Show each line from the records below in which the word "more" occurs.

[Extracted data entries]
★ ★ ★
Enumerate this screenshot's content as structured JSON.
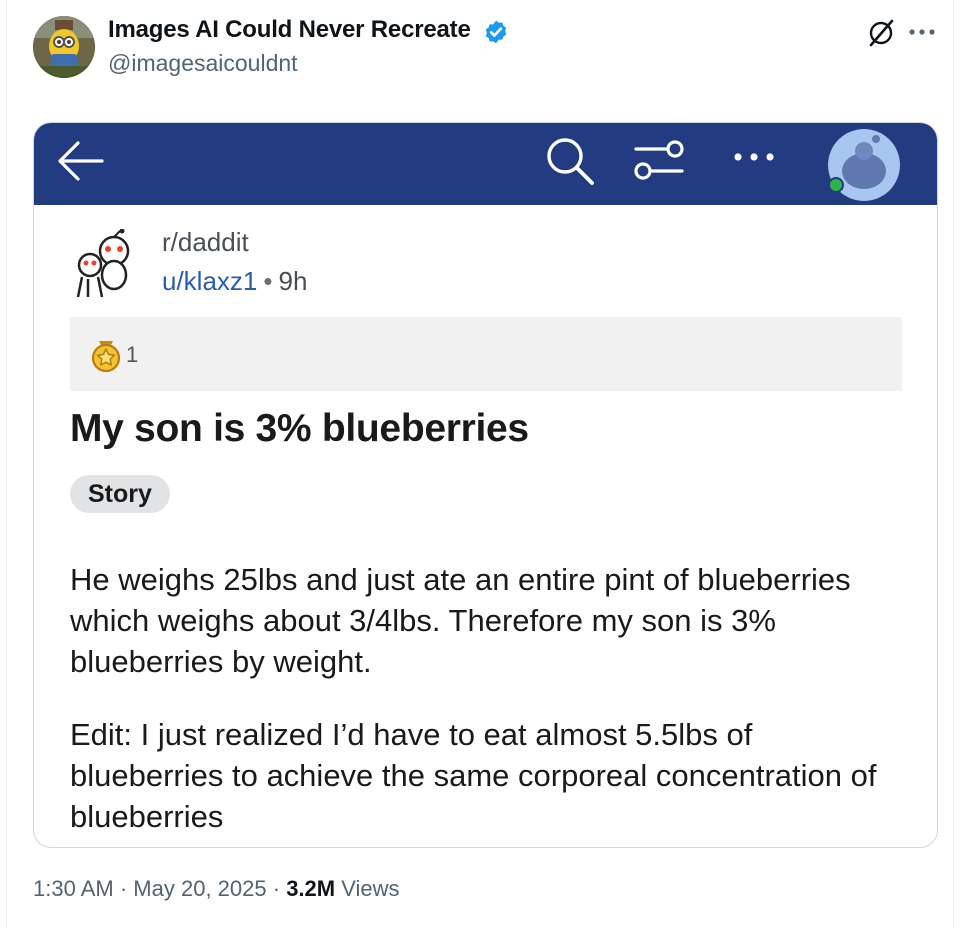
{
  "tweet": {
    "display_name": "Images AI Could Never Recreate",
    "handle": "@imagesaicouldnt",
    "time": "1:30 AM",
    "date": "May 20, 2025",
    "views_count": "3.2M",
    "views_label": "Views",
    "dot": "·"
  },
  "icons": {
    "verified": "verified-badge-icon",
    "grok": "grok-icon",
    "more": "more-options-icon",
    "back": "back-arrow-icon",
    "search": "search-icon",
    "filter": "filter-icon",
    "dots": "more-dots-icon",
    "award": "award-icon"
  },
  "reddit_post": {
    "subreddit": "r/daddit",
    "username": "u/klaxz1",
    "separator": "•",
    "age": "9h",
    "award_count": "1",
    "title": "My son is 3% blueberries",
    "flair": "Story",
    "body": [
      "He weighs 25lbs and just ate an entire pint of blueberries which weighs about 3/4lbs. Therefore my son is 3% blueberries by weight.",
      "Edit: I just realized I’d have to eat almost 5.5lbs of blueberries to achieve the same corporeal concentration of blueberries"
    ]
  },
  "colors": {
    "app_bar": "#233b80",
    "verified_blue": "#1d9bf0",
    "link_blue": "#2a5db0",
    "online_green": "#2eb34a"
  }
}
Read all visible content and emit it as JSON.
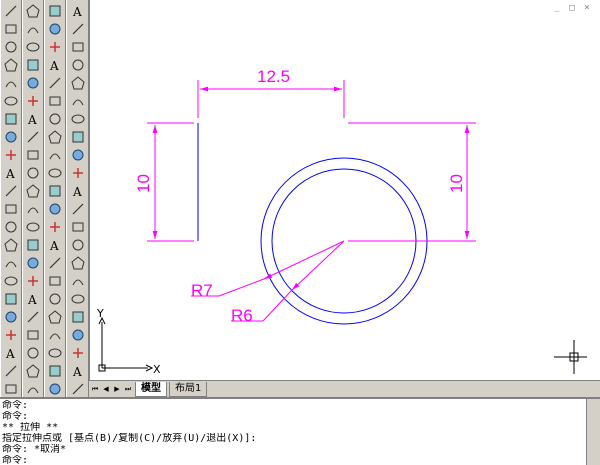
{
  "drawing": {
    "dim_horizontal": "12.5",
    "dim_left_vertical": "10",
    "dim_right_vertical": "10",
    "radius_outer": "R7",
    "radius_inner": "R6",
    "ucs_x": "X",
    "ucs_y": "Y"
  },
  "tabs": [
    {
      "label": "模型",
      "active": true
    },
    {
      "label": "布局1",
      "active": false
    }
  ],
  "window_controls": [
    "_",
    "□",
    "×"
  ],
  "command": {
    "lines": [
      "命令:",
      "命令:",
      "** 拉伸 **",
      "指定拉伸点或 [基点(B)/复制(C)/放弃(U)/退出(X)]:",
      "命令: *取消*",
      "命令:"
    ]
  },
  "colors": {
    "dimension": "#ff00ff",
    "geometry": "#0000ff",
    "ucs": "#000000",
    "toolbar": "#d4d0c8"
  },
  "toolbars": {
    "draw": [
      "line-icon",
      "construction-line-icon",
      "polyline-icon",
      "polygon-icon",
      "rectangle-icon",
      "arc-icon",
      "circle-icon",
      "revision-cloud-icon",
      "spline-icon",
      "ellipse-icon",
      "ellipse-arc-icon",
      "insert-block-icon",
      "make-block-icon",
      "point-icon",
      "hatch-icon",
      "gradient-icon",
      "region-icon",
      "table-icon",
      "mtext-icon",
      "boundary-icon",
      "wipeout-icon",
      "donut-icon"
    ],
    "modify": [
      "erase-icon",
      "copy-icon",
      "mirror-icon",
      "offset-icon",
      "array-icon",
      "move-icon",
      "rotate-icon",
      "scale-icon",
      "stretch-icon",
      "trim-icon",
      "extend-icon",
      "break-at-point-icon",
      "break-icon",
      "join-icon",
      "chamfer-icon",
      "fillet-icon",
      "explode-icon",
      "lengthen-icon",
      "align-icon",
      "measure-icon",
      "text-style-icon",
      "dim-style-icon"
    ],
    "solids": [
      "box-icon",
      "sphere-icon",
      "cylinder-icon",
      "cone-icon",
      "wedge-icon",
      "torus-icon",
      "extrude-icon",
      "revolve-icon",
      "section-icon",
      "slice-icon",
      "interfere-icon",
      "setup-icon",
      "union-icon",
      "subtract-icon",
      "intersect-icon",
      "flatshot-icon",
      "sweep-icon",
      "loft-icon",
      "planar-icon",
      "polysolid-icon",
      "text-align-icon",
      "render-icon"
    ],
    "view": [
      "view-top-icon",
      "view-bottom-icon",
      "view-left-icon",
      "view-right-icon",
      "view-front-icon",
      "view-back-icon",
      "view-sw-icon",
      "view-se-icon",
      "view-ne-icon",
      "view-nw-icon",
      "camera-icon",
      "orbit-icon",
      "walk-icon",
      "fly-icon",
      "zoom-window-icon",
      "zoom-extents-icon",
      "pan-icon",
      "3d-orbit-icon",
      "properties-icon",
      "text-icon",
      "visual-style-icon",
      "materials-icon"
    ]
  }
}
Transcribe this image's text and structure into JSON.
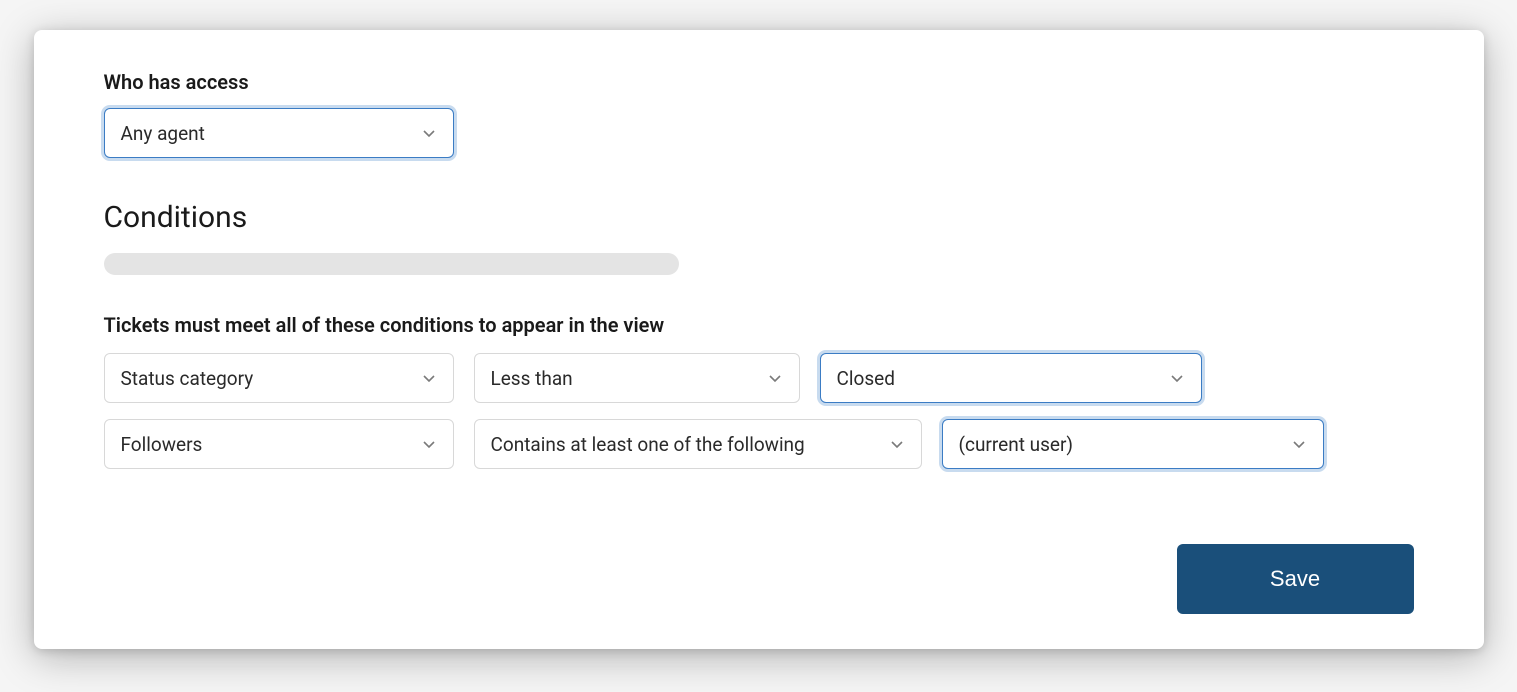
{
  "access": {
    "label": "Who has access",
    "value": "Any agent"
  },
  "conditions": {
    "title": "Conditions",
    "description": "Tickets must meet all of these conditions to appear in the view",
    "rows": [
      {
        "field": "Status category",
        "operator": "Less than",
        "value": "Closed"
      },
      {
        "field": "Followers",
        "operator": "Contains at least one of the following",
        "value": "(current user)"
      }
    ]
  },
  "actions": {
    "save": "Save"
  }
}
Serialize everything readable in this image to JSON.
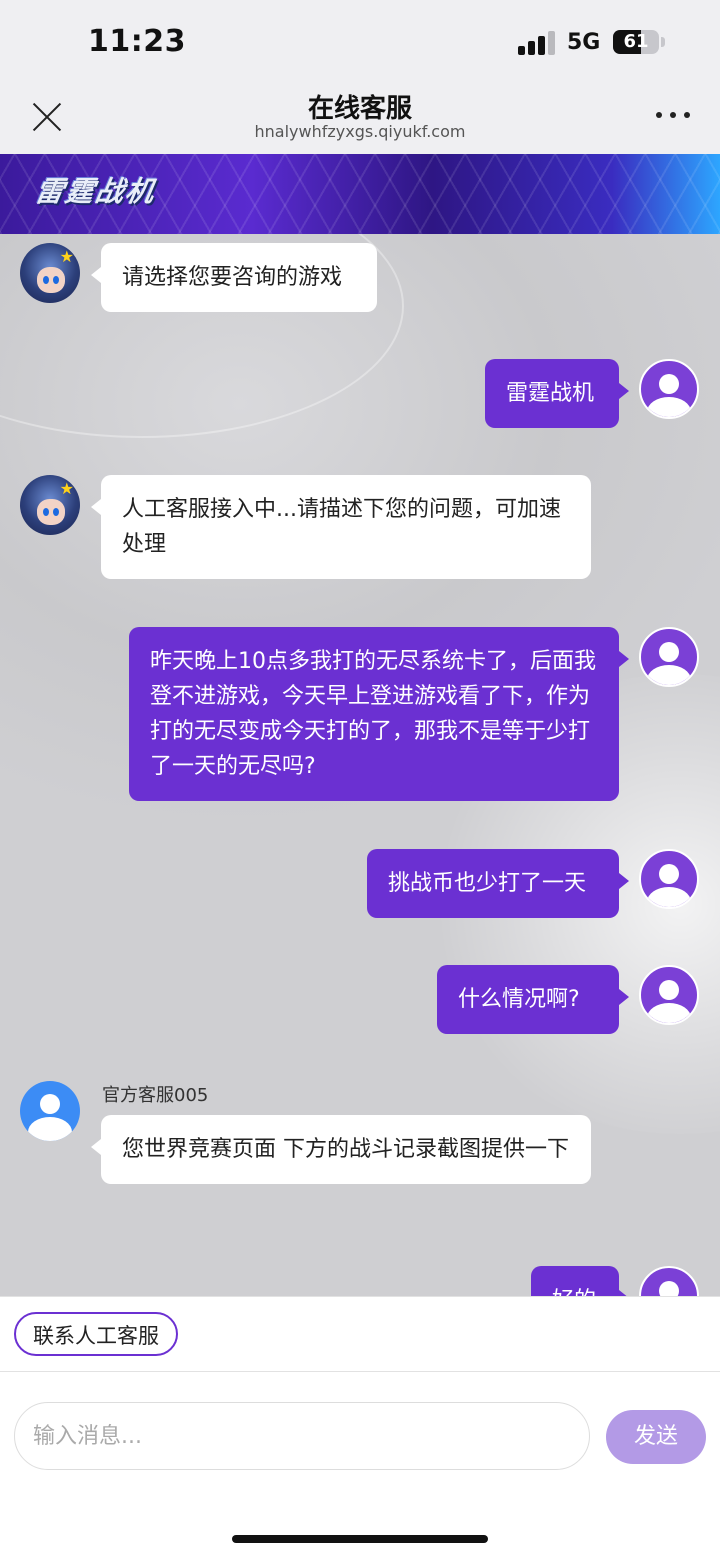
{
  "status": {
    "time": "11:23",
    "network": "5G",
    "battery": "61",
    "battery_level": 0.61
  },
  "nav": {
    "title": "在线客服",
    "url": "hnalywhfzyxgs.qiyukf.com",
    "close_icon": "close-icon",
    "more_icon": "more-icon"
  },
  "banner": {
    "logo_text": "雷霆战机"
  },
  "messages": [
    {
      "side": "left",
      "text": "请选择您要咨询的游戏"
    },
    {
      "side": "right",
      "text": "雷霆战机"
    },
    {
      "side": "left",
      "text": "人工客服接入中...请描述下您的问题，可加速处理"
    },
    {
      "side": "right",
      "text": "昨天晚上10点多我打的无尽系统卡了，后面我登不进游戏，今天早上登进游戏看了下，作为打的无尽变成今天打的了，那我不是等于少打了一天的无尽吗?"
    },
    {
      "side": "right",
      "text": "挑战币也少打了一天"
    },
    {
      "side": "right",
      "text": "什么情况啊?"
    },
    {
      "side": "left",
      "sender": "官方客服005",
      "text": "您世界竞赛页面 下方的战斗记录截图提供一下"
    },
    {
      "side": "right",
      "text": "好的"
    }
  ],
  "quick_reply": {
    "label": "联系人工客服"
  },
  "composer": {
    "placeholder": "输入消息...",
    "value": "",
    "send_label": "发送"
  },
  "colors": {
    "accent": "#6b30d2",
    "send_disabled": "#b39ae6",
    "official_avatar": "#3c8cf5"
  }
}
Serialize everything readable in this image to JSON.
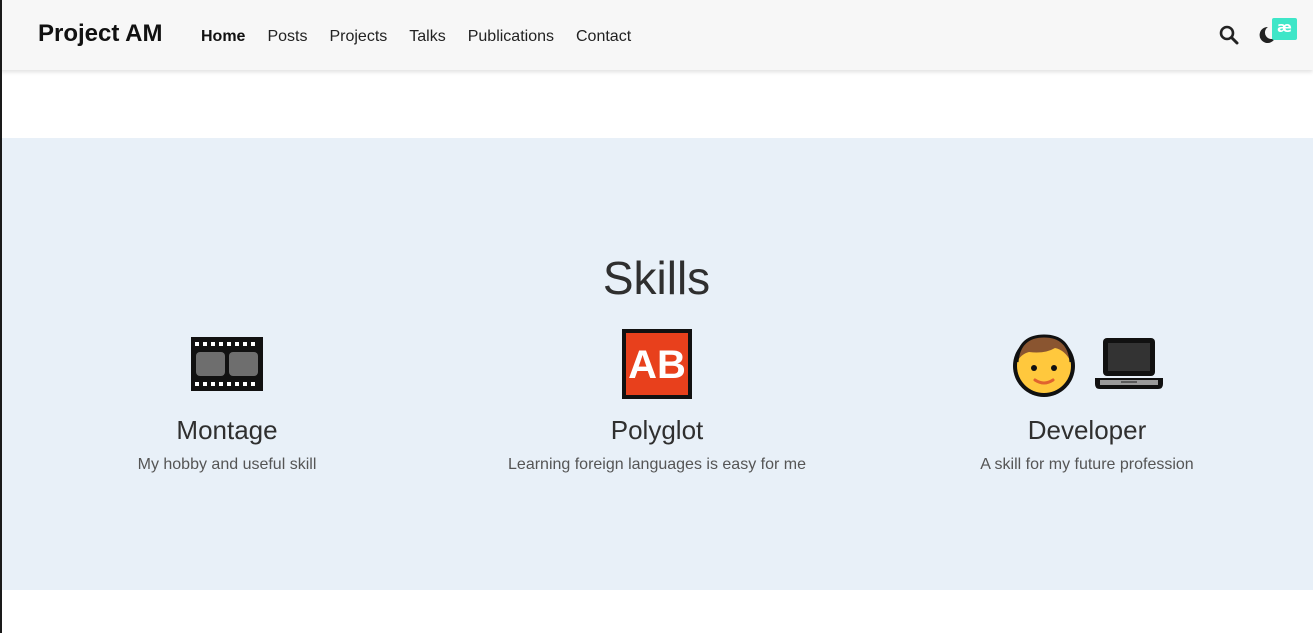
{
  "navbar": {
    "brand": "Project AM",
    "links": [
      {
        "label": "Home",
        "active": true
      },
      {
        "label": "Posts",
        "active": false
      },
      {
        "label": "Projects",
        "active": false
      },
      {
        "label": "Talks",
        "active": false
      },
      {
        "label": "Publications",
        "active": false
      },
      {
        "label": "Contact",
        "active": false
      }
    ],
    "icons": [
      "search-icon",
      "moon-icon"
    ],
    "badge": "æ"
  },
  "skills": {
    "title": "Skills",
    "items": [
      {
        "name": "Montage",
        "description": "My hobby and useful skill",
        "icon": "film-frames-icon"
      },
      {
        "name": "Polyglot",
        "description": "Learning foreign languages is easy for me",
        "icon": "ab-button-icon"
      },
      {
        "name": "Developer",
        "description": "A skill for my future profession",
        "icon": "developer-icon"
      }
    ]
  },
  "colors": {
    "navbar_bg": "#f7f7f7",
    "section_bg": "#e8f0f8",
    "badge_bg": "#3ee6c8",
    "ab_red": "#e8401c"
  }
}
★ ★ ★
Answer to this exercise
    "more": "more-options-icon",
    "dots": "more-dots-icon",
    "more_icon": "more-icon"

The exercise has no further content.